It sounds like something out of a sci-fi movie, but it's a wild possibility scientists are actually exploring: how to fit a space station inside an asteroid.
Why would we attempt such a bizarre feat of astro-engineering? Because the spin of the asteroid would create enough gravity for mining equipment to be effectively used, giving us a way to tap into the rich minerals and deposits inside these celestial rocks.
In addition, researchers suggest the asteroid's rocky hull could also help keep the mining station safe from the dangers of being out in space – cosmic ray radiation and all.
This crazy idea might just be possible, according to a new study from astrophysicists at the University of Vienna in Austria, who applied some advanced gravity models to a hypothetical asteroid measuring 500 metres by 390 metres (1,640 feet by 1,280 feet).
"Loads resulting from centrifugal forces... [make] a space station in the cavern of a mined asteroid feasible," write the researchers, though there are a lot of unknowns here – the right dimensions and materials would need to be chosen, and the asteroid would need to be strong enough to support a station.
"Practical applications will crucially depend on knowing not only the composition but also the internal structure of candidate bodies," adds the team. "As missions to these asteroids seem inevitable for such studies, decisions on inhabiting such asteroids may only be possible after mining operations have started."
While the dimensions of the asteroid used in the scientists' models roughly match some space rocks we've already observed – including 3757 Anagolay, 99942 Apophis and 3361 Orpheus – much of the composition of these asteroids isn't known at the moment.
With that in mind, it's too early to start working on an asteroid mining station just yet. Nevertheless, the study – which hasn't yet been peer-reviewed – concludes that something like this might be workable, perhaps using a metal cylinder to house a habitat and equipment.

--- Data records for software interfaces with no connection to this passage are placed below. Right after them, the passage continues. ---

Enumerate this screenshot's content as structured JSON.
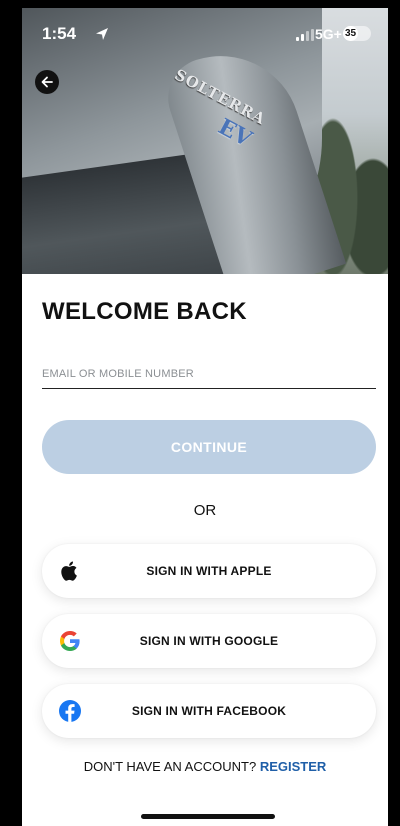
{
  "status_bar": {
    "time": "1:54",
    "network": "5G+",
    "battery_level": "35"
  },
  "header": {
    "title": "WELCOME BACK"
  },
  "hero": {
    "badge_text": "SOLTERRA",
    "badge_ev": "EV"
  },
  "form": {
    "email_placeholder": "EMAIL OR MOBILE NUMBER",
    "email_value": "",
    "continue_label": "CONTINUE"
  },
  "divider": {
    "or_label": "OR"
  },
  "social_buttons": [
    {
      "label": "SIGN IN WITH APPLE",
      "icon": "apple-icon"
    },
    {
      "label": "SIGN IN WITH GOOGLE",
      "icon": "google-icon"
    },
    {
      "label": "SIGN IN WITH FACEBOOK",
      "icon": "facebook-icon"
    }
  ],
  "footer": {
    "prompt": "DON'T HAVE AN ACCOUNT?",
    "register_label": "REGISTER"
  },
  "colors": {
    "continue_disabled": "#bccfe3",
    "register_link": "#1f5fa8",
    "facebook_blue": "#1877f2"
  }
}
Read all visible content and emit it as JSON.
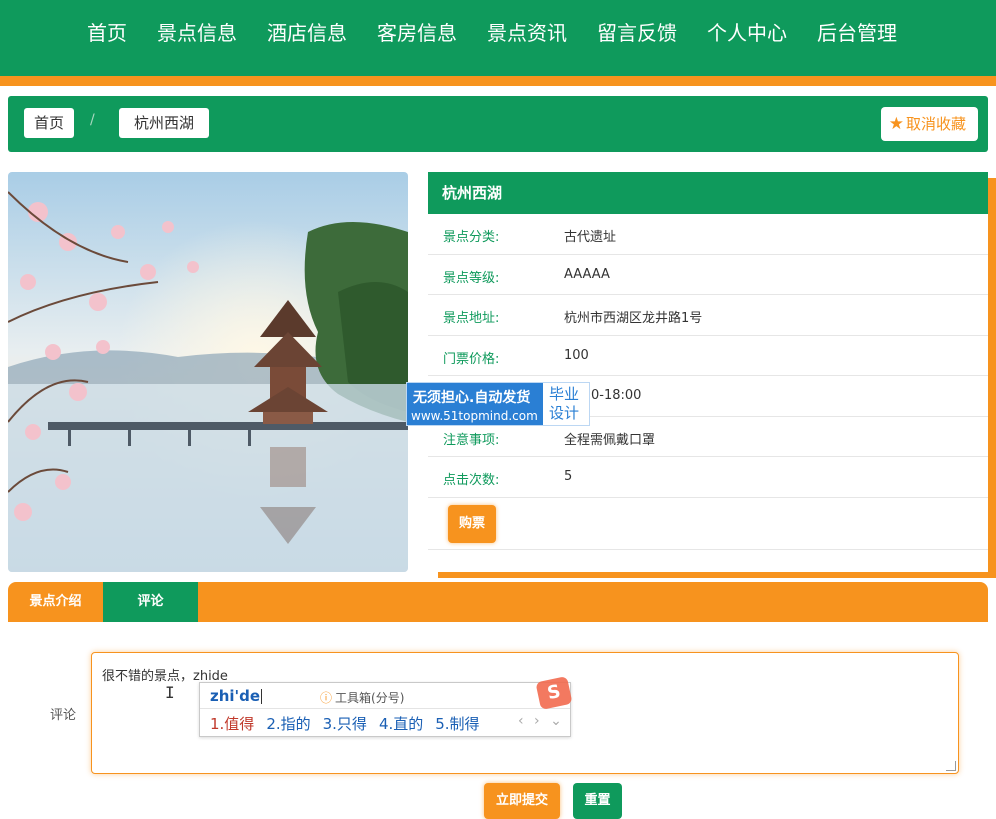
{
  "nav": {
    "items": [
      "首页",
      "景点信息",
      "酒店信息",
      "客房信息",
      "景点资讯",
      "留言反馈",
      "个人中心",
      "后台管理"
    ]
  },
  "breadcrumb": {
    "home": "首页",
    "separator": "/",
    "current": "杭州西湖"
  },
  "favorite": {
    "label": "取消收藏",
    "icon": "star-icon"
  },
  "photo": {
    "description_icon": "west-lake-pavilion-photo"
  },
  "info": {
    "title": "杭州西湖",
    "rows": [
      {
        "label": "景点分类:",
        "value": "古代遗址"
      },
      {
        "label": "景点等级:",
        "value": "AAAAA"
      },
      {
        "label": "景点地址:",
        "value": "杭州市西湖区龙井路1号"
      },
      {
        "label": "门票价格:",
        "value": "100"
      },
      {
        "label": "",
        "value": "0-18:00"
      },
      {
        "label": "注意事项:",
        "value": "全程需佩戴口罩"
      },
      {
        "label": "点击次数:",
        "value": "5"
      }
    ],
    "buy_label": "购票"
  },
  "watermark": {
    "line1": "无须担心.自动发货",
    "line2": "www.51topmind.com",
    "side1": "毕业",
    "side2": "设计"
  },
  "tabs": {
    "intro": "景点介绍",
    "comment": "评论"
  },
  "comment": {
    "label": "评论",
    "text": "很不错的景点，zhide"
  },
  "ime": {
    "pinyin": "zhi'de",
    "toolbox": "工具箱(分号)",
    "logo": "S",
    "candidates": [
      "1.值得",
      "2.指的",
      "3.只得",
      "4.直的",
      "5.制得"
    ],
    "nav": "‹ › ⌄"
  },
  "buttons": {
    "submit": "立即提交",
    "reset": "重置"
  },
  "colors": {
    "green": "#0f9a5c",
    "orange": "#f7931e",
    "ime_blue": "#1a5fb4"
  }
}
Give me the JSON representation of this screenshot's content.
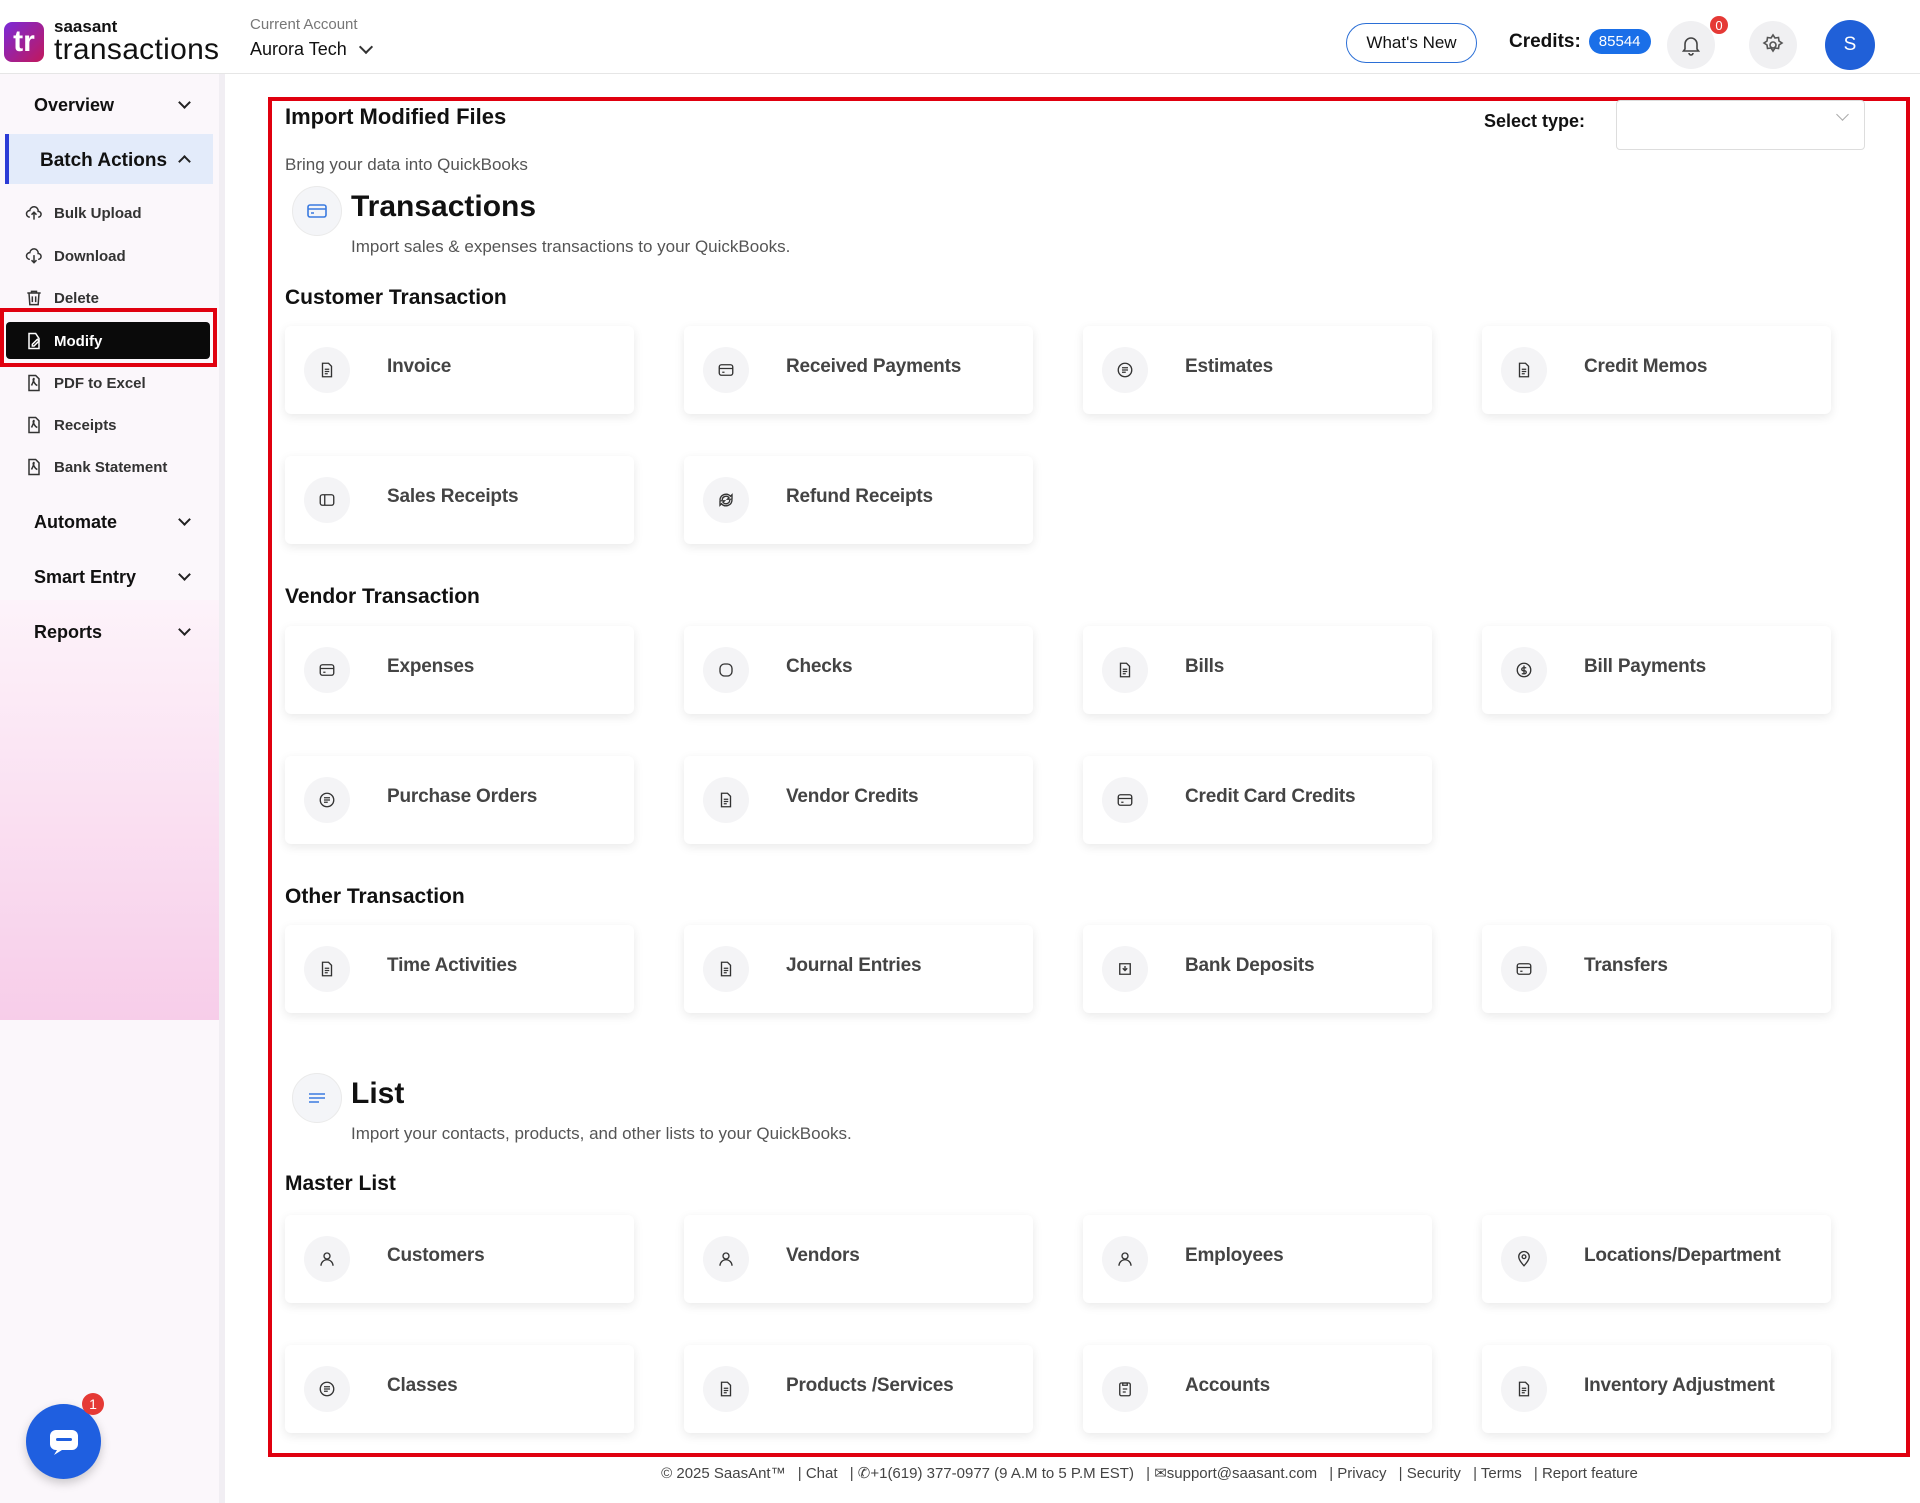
{
  "header": {
    "logo_small": "saasant",
    "logo_big": "transactions",
    "logo_mark": "tr",
    "account_label": "Current Account",
    "account_name": "Aurora Tech",
    "whats_new": "What's New",
    "credits_label": "Credits:",
    "credits_value": "85544",
    "notification_count": "0",
    "avatar_initial": "S"
  },
  "sidebar": {
    "overview": "Overview",
    "batch_actions": "Batch Actions",
    "items": {
      "bulk_upload": "Bulk Upload",
      "download": "Download",
      "delete": "Delete",
      "modify": "Modify",
      "pdf_to_excel": "PDF to Excel",
      "receipts": "Receipts",
      "bank_statement": "Bank Statement"
    },
    "automate": "Automate",
    "smart_entry": "Smart Entry",
    "reports": "Reports",
    "chat_badge": "1"
  },
  "main": {
    "title": "Import Modified Files",
    "subtitle": "Bring your data into QuickBooks",
    "select_type_label": "Select type:",
    "transactions": {
      "title": "Transactions",
      "desc": "Import sales & expenses transactions to your QuickBooks.",
      "customer": {
        "title": "Customer Transaction",
        "cards": [
          "Invoice",
          "Received Payments",
          "Estimates",
          "Credit Memos",
          "Sales Receipts",
          "Refund Receipts"
        ]
      },
      "vendor": {
        "title": "Vendor Transaction",
        "cards": [
          "Expenses",
          "Checks",
          "Bills",
          "Bill Payments",
          "Purchase Orders",
          "Vendor Credits",
          "Credit Card Credits"
        ]
      },
      "other": {
        "title": "Other Transaction",
        "cards": [
          "Time Activities",
          "Journal Entries",
          "Bank Deposits",
          "Transfers"
        ]
      }
    },
    "list": {
      "title": "List",
      "desc": "Import your contacts, products, and other lists to your QuickBooks.",
      "master": {
        "title": "Master List",
        "cards": [
          "Customers",
          "Vendors",
          "Employees",
          "Locations/Department",
          "Classes",
          "Products /Services",
          "Accounts",
          "Inventory Adjustment"
        ]
      }
    }
  },
  "footer": {
    "copyright": "© 2025 SaasAnt™",
    "chat": "| Chat",
    "phone": "| ✆+1(619) 377-0977 (9 A.M to 5 P.M EST)",
    "email": "| ✉support@saasant.com",
    "privacy": "| Privacy",
    "security": "| Security",
    "terms": "| Terms",
    "report": "| Report feature"
  },
  "colors": {
    "accent": "#1a6fe8",
    "highlight_frame": "#e0000f",
    "active_bg": "#e3ebfa"
  }
}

"If we find an asteroid that's stable enough, we might not need these aluminium walls or anything, you might just be able to use the entire asteroid as a space station," one of the team, astrophysicist Thomas Maindl, told Leah Crane at New Scientist.
In the numbers crunched by Maindl and his colleagues, it was assumed that the asteroid was made of solid stone, and that gravity 38 percent as strong as that on Earth would be needed to keep a space station in place – and to prevent mining equipment from floating off into space.
To reach that level, and to keep humans and robot workers in place on the rock, the asteroid would need to spin between one and three times a minute, to produce enough centrifugal force, the researchers calculate.
A lot of preparation work would be required to make this a reality, of course. We'd need to know the asteroid wasn't in any danger of splitting apart, for example. If it were stable, though, then hypothetically we could carve out anything from a small outpost to a more expansive space station.
Asteroid mining is a big deal: there's a good chance these interstellar rocks and other Near-Earth Objects might give us the resources we need to travel deeper into space, without having to rely solely on Earth for supplies and fuel.
If we're going to set up permanent homes outside of this planet, then it makes sense to use what's close by to build and power them – which is where asteroid mining comes in. This new study gives one possible way of making that happen more easily.
However, the asteroid would need to be carefully monitored as it was mined, just in case its rotation threatened to slow down, or the rock itself was in danger of falling apart. Maindl himself admits we're still a long way off.
"The border between science and science fiction here is sort of blurry," Maindl told New Scientist. "My gut feeling is that it will be at least 20 years before any asteroid mining happens, let alone something like this."
The team's paper is available on the arXiv.org pre-print site.